-- Opening Marker --
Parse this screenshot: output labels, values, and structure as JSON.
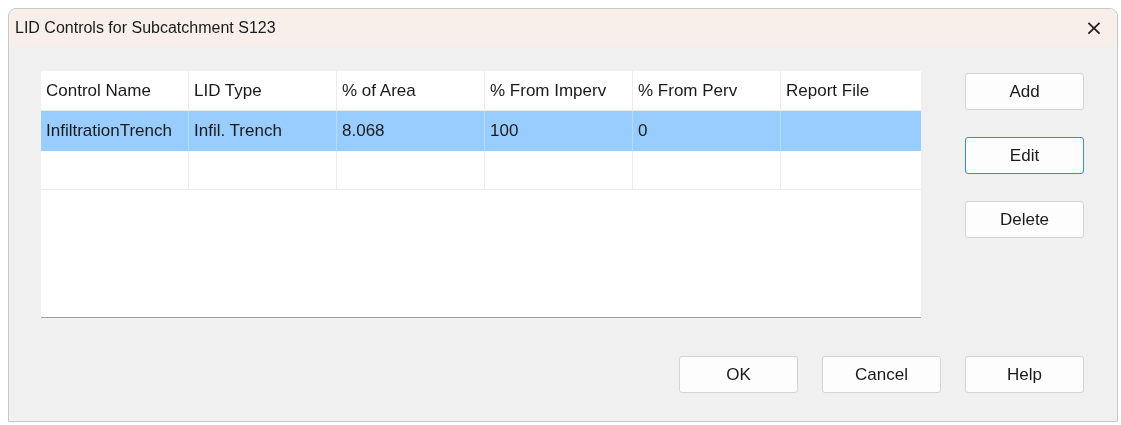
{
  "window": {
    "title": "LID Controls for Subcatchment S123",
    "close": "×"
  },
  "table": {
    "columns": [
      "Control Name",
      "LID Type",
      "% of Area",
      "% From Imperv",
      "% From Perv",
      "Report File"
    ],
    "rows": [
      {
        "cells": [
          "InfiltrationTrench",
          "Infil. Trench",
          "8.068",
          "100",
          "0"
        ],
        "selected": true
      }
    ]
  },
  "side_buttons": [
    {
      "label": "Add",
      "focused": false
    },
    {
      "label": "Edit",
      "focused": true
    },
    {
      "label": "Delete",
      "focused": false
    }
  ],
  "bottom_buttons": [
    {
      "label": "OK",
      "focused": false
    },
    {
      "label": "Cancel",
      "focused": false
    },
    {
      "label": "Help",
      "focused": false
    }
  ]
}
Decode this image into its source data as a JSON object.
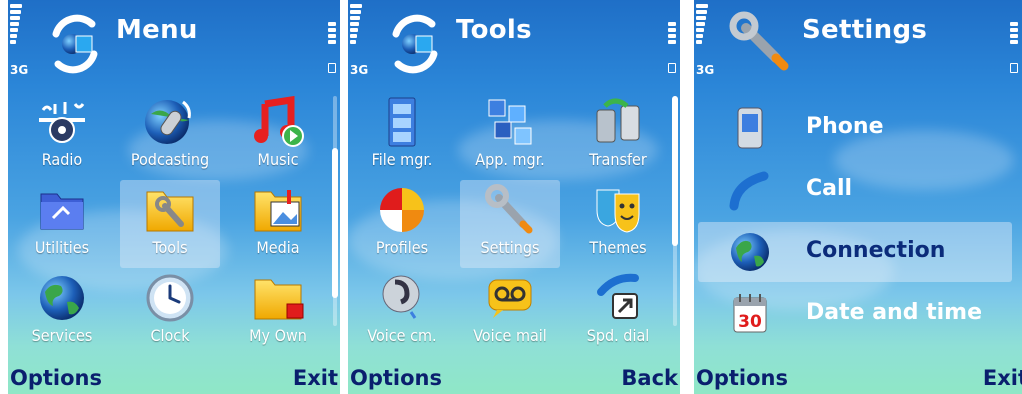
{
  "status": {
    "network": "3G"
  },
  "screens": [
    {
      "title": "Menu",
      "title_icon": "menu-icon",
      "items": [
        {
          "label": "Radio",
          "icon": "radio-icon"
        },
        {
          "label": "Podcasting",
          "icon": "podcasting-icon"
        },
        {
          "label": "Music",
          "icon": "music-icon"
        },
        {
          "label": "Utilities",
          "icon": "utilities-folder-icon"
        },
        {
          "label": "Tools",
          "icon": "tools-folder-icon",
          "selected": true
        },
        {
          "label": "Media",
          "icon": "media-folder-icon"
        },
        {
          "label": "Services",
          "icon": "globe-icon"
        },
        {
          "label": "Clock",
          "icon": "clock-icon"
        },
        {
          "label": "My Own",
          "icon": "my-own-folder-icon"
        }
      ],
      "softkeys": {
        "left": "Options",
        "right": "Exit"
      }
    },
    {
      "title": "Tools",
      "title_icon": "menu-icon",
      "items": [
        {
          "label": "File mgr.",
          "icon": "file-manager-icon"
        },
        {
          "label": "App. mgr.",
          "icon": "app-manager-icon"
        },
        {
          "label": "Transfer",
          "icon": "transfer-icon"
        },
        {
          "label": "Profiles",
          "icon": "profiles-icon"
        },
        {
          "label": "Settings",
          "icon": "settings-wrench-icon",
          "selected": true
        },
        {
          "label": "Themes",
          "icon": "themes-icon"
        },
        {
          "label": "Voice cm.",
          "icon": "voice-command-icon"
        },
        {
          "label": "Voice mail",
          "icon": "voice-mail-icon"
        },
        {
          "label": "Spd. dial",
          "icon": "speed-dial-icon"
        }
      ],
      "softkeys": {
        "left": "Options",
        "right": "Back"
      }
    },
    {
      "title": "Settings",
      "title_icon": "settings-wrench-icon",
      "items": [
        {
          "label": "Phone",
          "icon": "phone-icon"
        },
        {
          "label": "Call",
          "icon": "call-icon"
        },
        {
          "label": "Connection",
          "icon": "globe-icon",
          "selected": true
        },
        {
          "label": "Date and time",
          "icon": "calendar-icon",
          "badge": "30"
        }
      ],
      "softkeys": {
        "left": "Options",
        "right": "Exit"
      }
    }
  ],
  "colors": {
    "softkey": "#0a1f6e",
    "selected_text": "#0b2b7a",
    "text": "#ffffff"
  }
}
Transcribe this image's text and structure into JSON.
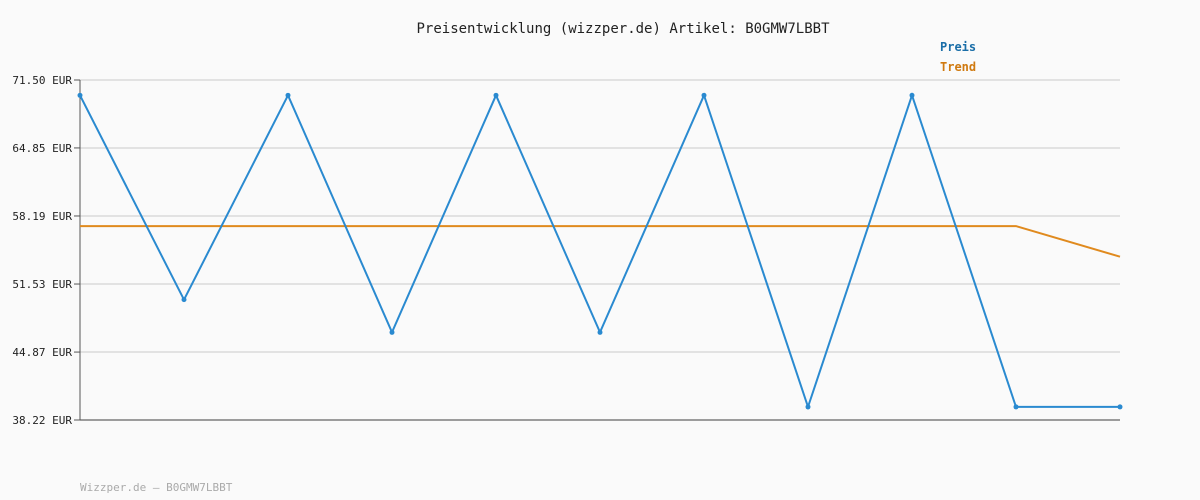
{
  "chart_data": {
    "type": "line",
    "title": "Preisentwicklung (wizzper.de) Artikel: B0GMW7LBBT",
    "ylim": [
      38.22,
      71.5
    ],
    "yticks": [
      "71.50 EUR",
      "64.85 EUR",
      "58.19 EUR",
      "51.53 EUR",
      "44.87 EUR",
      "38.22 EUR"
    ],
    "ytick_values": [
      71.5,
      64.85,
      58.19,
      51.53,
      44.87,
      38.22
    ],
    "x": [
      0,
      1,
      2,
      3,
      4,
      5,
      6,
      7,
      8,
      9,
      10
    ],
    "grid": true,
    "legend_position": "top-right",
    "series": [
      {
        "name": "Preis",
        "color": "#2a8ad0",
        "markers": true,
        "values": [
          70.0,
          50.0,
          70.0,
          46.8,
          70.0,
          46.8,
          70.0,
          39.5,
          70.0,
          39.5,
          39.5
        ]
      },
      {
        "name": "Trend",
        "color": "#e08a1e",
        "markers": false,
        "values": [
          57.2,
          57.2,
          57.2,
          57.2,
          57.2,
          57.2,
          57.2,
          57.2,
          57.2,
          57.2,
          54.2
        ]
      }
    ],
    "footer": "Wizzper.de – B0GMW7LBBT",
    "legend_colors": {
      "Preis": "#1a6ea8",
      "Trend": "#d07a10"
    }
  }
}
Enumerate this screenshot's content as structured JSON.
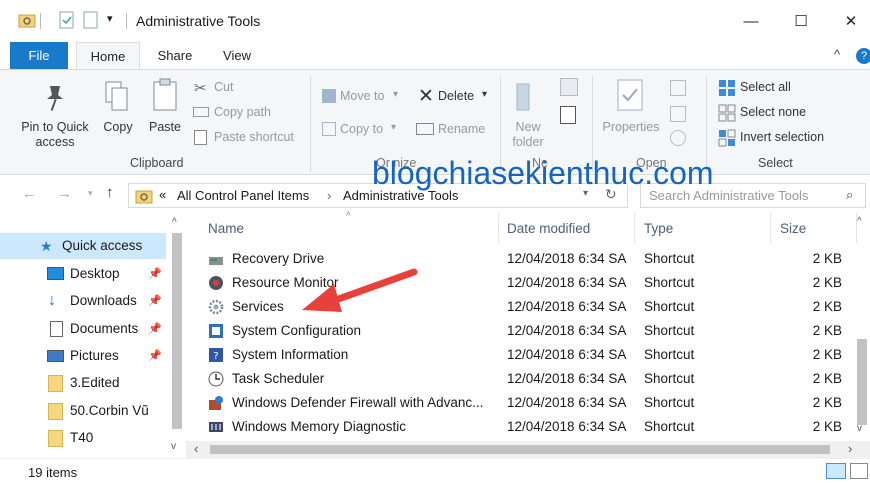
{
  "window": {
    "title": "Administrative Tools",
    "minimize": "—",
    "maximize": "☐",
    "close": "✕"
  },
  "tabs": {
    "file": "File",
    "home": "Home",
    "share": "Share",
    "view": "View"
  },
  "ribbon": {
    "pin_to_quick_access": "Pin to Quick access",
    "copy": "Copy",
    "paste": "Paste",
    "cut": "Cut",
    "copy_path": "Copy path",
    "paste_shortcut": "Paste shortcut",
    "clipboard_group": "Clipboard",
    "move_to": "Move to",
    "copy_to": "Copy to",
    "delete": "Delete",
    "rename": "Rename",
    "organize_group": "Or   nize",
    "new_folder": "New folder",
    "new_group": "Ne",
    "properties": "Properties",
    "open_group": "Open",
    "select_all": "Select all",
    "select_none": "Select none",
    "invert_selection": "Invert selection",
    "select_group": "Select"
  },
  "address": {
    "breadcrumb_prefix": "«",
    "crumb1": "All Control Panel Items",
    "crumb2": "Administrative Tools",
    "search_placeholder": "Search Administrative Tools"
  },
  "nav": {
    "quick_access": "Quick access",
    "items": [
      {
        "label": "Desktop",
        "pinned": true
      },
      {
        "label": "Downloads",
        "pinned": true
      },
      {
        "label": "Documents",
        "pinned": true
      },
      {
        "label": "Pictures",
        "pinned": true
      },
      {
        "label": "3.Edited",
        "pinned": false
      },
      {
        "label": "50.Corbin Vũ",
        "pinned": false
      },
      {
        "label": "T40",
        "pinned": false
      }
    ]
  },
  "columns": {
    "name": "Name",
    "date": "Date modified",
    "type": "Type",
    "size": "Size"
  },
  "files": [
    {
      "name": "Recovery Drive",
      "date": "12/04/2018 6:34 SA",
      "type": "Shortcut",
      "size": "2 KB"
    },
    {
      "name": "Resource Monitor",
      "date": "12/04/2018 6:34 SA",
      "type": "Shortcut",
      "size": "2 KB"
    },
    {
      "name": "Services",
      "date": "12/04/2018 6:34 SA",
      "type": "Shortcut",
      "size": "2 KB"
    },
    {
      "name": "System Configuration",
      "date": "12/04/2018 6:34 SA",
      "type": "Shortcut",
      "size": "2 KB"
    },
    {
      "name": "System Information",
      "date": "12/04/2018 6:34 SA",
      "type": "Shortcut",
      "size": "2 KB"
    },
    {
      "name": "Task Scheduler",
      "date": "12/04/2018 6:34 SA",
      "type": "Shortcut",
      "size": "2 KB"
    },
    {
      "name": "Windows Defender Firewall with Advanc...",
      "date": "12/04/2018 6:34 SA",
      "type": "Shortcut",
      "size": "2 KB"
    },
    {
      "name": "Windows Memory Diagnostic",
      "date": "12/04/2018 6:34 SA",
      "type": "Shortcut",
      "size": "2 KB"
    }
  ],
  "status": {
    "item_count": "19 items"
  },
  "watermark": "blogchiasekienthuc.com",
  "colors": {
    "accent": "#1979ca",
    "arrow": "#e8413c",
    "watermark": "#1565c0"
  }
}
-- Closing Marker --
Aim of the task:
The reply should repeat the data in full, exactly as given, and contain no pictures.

Exercise answer:
Parse this screenshot: output labels, values, and structure as JSON.
{
  "window": {
    "title": "LID Controls for Subcatchment S123",
    "close": "×"
  },
  "table": {
    "columns": [
      "Control Name",
      "LID Type",
      "% of Area",
      "% From Imperv",
      "% From Perv",
      "Report File"
    ],
    "rows": [
      {
        "cells": [
          "InfiltrationTrench",
          "Infil. Trench",
          "8.068",
          "100",
          "0"
        ],
        "selected": true
      }
    ]
  },
  "side_buttons": [
    {
      "label": "Add",
      "focused": false
    },
    {
      "label": "Edit",
      "focused": true
    },
    {
      "label": "Delete",
      "focused": false
    }
  ],
  "bottom_buttons": [
    {
      "label": "OK",
      "focused": false
    },
    {
      "label": "Cancel",
      "focused": false
    },
    {
      "label": "Help",
      "focused": false
    }
  ]
}
Decode this image into its source data as a JSON object.
{
  "status": {
    "network": "3G"
  },
  "screens": [
    {
      "title": "Menu",
      "title_icon": "menu-icon",
      "items": [
        {
          "label": "Radio",
          "icon": "radio-icon"
        },
        {
          "label": "Podcasting",
          "icon": "podcasting-icon"
        },
        {
          "label": "Music",
          "icon": "music-icon"
        },
        {
          "label": "Utilities",
          "icon": "utilities-folder-icon"
        },
        {
          "label": "Tools",
          "icon": "tools-folder-icon",
          "selected": true
        },
        {
          "label": "Media",
          "icon": "media-folder-icon"
        },
        {
          "label": "Services",
          "icon": "globe-icon"
        },
        {
          "label": "Clock",
          "icon": "clock-icon"
        },
        {
          "label": "My Own",
          "icon": "my-own-folder-icon"
        }
      ],
      "softkeys": {
        "left": "Options",
        "right": "Exit"
      }
    },
    {
      "title": "Tools",
      "title_icon": "menu-icon",
      "items": [
        {
          "label": "File mgr.",
          "icon": "file-manager-icon"
        },
        {
          "label": "App. mgr.",
          "icon": "app-manager-icon"
        },
        {
          "label": "Transfer",
          "icon": "transfer-icon"
        },
        {
          "label": "Profiles",
          "icon": "profiles-icon"
        },
        {
          "label": "Settings",
          "icon": "settings-wrench-icon",
          "selected": true
        },
        {
          "label": "Themes",
          "icon": "themes-icon"
        },
        {
          "label": "Voice cm.",
          "icon": "voice-command-icon"
        },
        {
          "label": "Voice mail",
          "icon": "voice-mail-icon"
        },
        {
          "label": "Spd. dial",
          "icon": "speed-dial-icon"
        }
      ],
      "softkeys": {
        "left": "Options",
        "right": "Back"
      }
    },
    {
      "title": "Settings",
      "title_icon": "settings-wrench-icon",
      "items": [
        {
          "label": "Phone",
          "icon": "phone-icon"
        },
        {
          "label": "Call",
          "icon": "call-icon"
        },
        {
          "label": "Connection",
          "icon": "globe-icon",
          "selected": true
        },
        {
          "label": "Date and time",
          "icon": "calendar-icon",
          "badge": "30"
        }
      ],
      "softkeys": {
        "left": "Options",
        "right": "Exit"
      }
    }
  ],
  "colors": {
    "softkey": "#0a1f6e",
    "selected_text": "#0b2b7a",
    "text": "#ffffff"
  }
}
Transcribe this image's text and structure into JSON.
{
  "chart_data": {
    "type": "line",
    "title": "Preisentwicklung (wizzper.de) Artikel: B0GMW7LBBT",
    "ylim": [
      38.22,
      71.5
    ],
    "yticks": [
      "71.50 EUR",
      "64.85 EUR",
      "58.19 EUR",
      "51.53 EUR",
      "44.87 EUR",
      "38.22 EUR"
    ],
    "ytick_values": [
      71.5,
      64.85,
      58.19,
      51.53,
      44.87,
      38.22
    ],
    "x": [
      0,
      1,
      2,
      3,
      4,
      5,
      6,
      7,
      8,
      9,
      10
    ],
    "grid": true,
    "legend_position": "top-right",
    "series": [
      {
        "name": "Preis",
        "color": "#2a8ad0",
        "markers": true,
        "values": [
          70.0,
          50.0,
          70.0,
          46.8,
          70.0,
          46.8,
          70.0,
          39.5,
          70.0,
          39.5,
          39.5
        ]
      },
      {
        "name": "Trend",
        "color": "#e08a1e",
        "markers": false,
        "values": [
          57.2,
          57.2,
          57.2,
          57.2,
          57.2,
          57.2,
          57.2,
          57.2,
          57.2,
          57.2,
          54.2
        ]
      }
    ],
    "footer": "Wizzper.de – B0GMW7LBBT",
    "legend_colors": {
      "Preis": "#1a6ea8",
      "Trend": "#d07a10"
    }
  }
}
Enumerate this screenshot's content as structured JSON.
{
  "window": {
    "title": "Administrative Tools",
    "minimize": "—",
    "maximize": "☐",
    "close": "✕"
  },
  "tabs": {
    "file": "File",
    "home": "Home",
    "share": "Share",
    "view": "View"
  },
  "ribbon": {
    "pin_to_quick_access": "Pin to Quick access",
    "copy": "Copy",
    "paste": "Paste",
    "cut": "Cut",
    "copy_path": "Copy path",
    "paste_shortcut": "Paste shortcut",
    "clipboard_group": "Clipboard",
    "move_to": "Move to",
    "copy_to": "Copy to",
    "delete": "Delete",
    "rename": "Rename",
    "organize_group": "Or   nize",
    "new_folder": "New folder",
    "new_group": "Ne",
    "properties": "Properties",
    "open_group": "Open",
    "select_all": "Select all",
    "select_none": "Select none",
    "invert_selection": "Invert selection",
    "select_group": "Select"
  },
  "address": {
    "breadcrumb_prefix": "«",
    "crumb1": "All Control Panel Items",
    "crumb2": "Administrative Tools",
    "search_placeholder": "Search Administrative Tools"
  },
  "nav": {
    "quick_access": "Quick access",
    "items": [
      {
        "label": "Desktop",
        "pinned": true
      },
      {
        "label": "Downloads",
        "pinned": true
      },
      {
        "label": "Documents",
        "pinned": true
      },
      {
        "label": "Pictures",
        "pinned": true
      },
      {
        "label": "3.Edited",
        "pinned": false
      },
      {
        "label": "50.Corbin Vũ",
        "pinned": false
      },
      {
        "label": "T40",
        "pinned": false
      }
    ]
  },
  "columns": {
    "name": "Name",
    "date": "Date modified",
    "type": "Type",
    "size": "Size"
  },
  "files": [
    {
      "name": "Recovery Drive",
      "date": "12/04/2018 6:34 SA",
      "type": "Shortcut",
      "size": "2 KB"
    },
    {
      "name": "Resource Monitor",
      "date": "12/04/2018 6:34 SA",
      "type": "Shortcut",
      "size": "2 KB"
    },
    {
      "name": "Services",
      "date": "12/04/2018 6:34 SA",
      "type": "Shortcut",
      "size": "2 KB"
    },
    {
      "name": "System Configuration",
      "date": "12/04/2018 6:34 SA",
      "type": "Shortcut",
      "size": "2 KB"
    },
    {
      "name": "System Information",
      "date": "12/04/2018 6:34 SA",
      "type": "Shortcut",
      "size": "2 KB"
    },
    {
      "name": "Task Scheduler",
      "date": "12/04/2018 6:34 SA",
      "type": "Shortcut",
      "size": "2 KB"
    },
    {
      "name": "Windows Defender Firewall with Advanc...",
      "date": "12/04/2018 6:34 SA",
      "type": "Shortcut",
      "size": "2 KB"
    },
    {
      "name": "Windows Memory Diagnostic",
      "date": "12/04/2018 6:34 SA",
      "type": "Shortcut",
      "size": "2 KB"
    }
  ],
  "status": {
    "item_count": "19 items"
  },
  "watermark": "blogchiasekienthuc.com",
  "colors": {
    "accent": "#1979ca",
    "arrow": "#e8413c",
    "watermark": "#1565c0"
  }
}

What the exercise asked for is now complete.